A mid-career garbage collector with experience of five to ten years in the industry can earn closer to $36,000, and a collector with ten to twenty years of experience can reportedly expect to earn an average of $47,000.

Photo by Alina Grubnyak on Unsplash

Overall Health


While not exactly a written requirement in most areas, in order to be a successful garbage collector, a person needs to be of good health, with a lot of strength. Lifting garbage requires both upper and lower strength, and believe it or not, driving those large trucks requires some strength too.

Garbage collectors also need to be able to deal with anything that the universe throws at them mentally. From bad weather, nasty trash, angry customers and bad traffic, a garbage man needs to be able to keep their cool, be a people person and be able to think quick on their feet to avoid a variety of issues.

Garbage Man Salary by States

Inside a Person's pocket is a sum of US money

Image by Alexsander-777 from Pixabay

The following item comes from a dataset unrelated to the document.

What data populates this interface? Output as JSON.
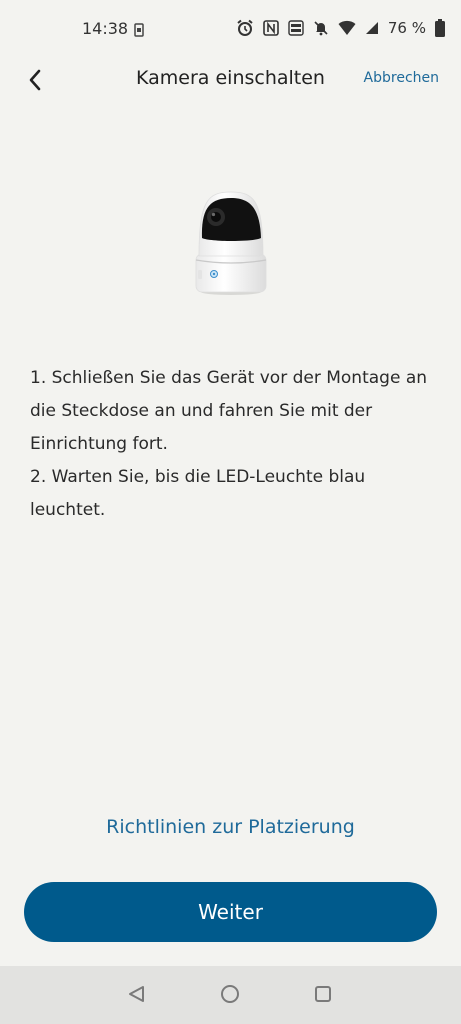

Of all the factors that play into a garbage man salary, one of the biggest is their location, especially in which city the route is in. Below are the top five states that pay their garbage collectors the most:

States

Salary

New York

$54,900

Illinois

$50,210

California

$48,080

Washington

$46,340

Rhode Island

$44, 670

When broken down by best-paying cities for garbage collectors, California claimed the top two spots, and the fifth, with New York and Washington filling in the gaps.

States

Salary

Oakland, California

$61,470

Santa Cruz, California

$59,600

New York City, New York

$57,080

Mount Vernon, Washington

$56,940

Salinas, California

$55,370

Garbage Man Types of Salaries

3 Garbage man collecting some garbage and put it on the truck

Image by netkids from Pixabay

Recycle Truck Driver $56,800

Environmental Sanitation Engineer $29,033

History of Waste Management

Organized waste management first appeared in London in the late 18th century. The creation of the Nuisance Removal and Disease Prevention Act took place in 1846 and was the beginning of the ever-evolving process of waste management in London.

In 1875, the Public Health Act gave local authorities the ability to purchase, repair or create sewers, to control water-supplies, regulate cellars and lodging-houses and to establish by-laws for controlling new streets and building in England.

In 1874, the first incinerator was built in Nottingham, and soon after, similar municipal systems of waste disposal began appearing throughout Europe and by 1895, first appeared in the United States in New York City.

In the United States, the Environmental Protection Agency regulates all waste material under the 1976 Resource Conservation and Recovery Act (RCRA). This includes provisions on the disposal of solid and hazardous waste, along with garbage and sludge from wastewater, water supply treatment plants and other discarded materials from industrial operations.

In the United States, the top five waste management companies include:

Waste Management Companies

Waste Management Inc.

Republic Services Inc.

Clean Harbors

Stericycle Inc.

Progressive Waste Solutions LTD.

Garbage Man Outlook – Conclusion

Employment of garbage men, garbage and recycle collectors, and their respective truck drivers are expected to grow by 13% from 2016 to 2026, which is faster than the average for all hand laborers and material movers.

Because the population is always expanding, and with today’s mentality that if something breaks, you simply replace it, garbage creation is only expected to continue increasing. Products simply are not built to last anymore. Where cellphone used to last 3-5 years no problem, current phones are becoming outdated within a year of purchase.

So what happens with those phones? Sure, some cases they are reused, but in many cases, they are taken apart for pieces and recycled. Some are even simply thrown in the trash.

With that being said, as trash and recyclables continue to increase, the need for solid waste collectors is only expected to grow.

This entry was posted in Garbage Man, Service on by .

About Diane Turner

Career as a CNA By Diane Turner Nursing aids are responsible for providing basic medical care and assisting those in long-term health care facilities with their daily activities. This might include helping patients bathe or use the bathroom, turn or reposition patients that are bedridden. They may also help transfer those […]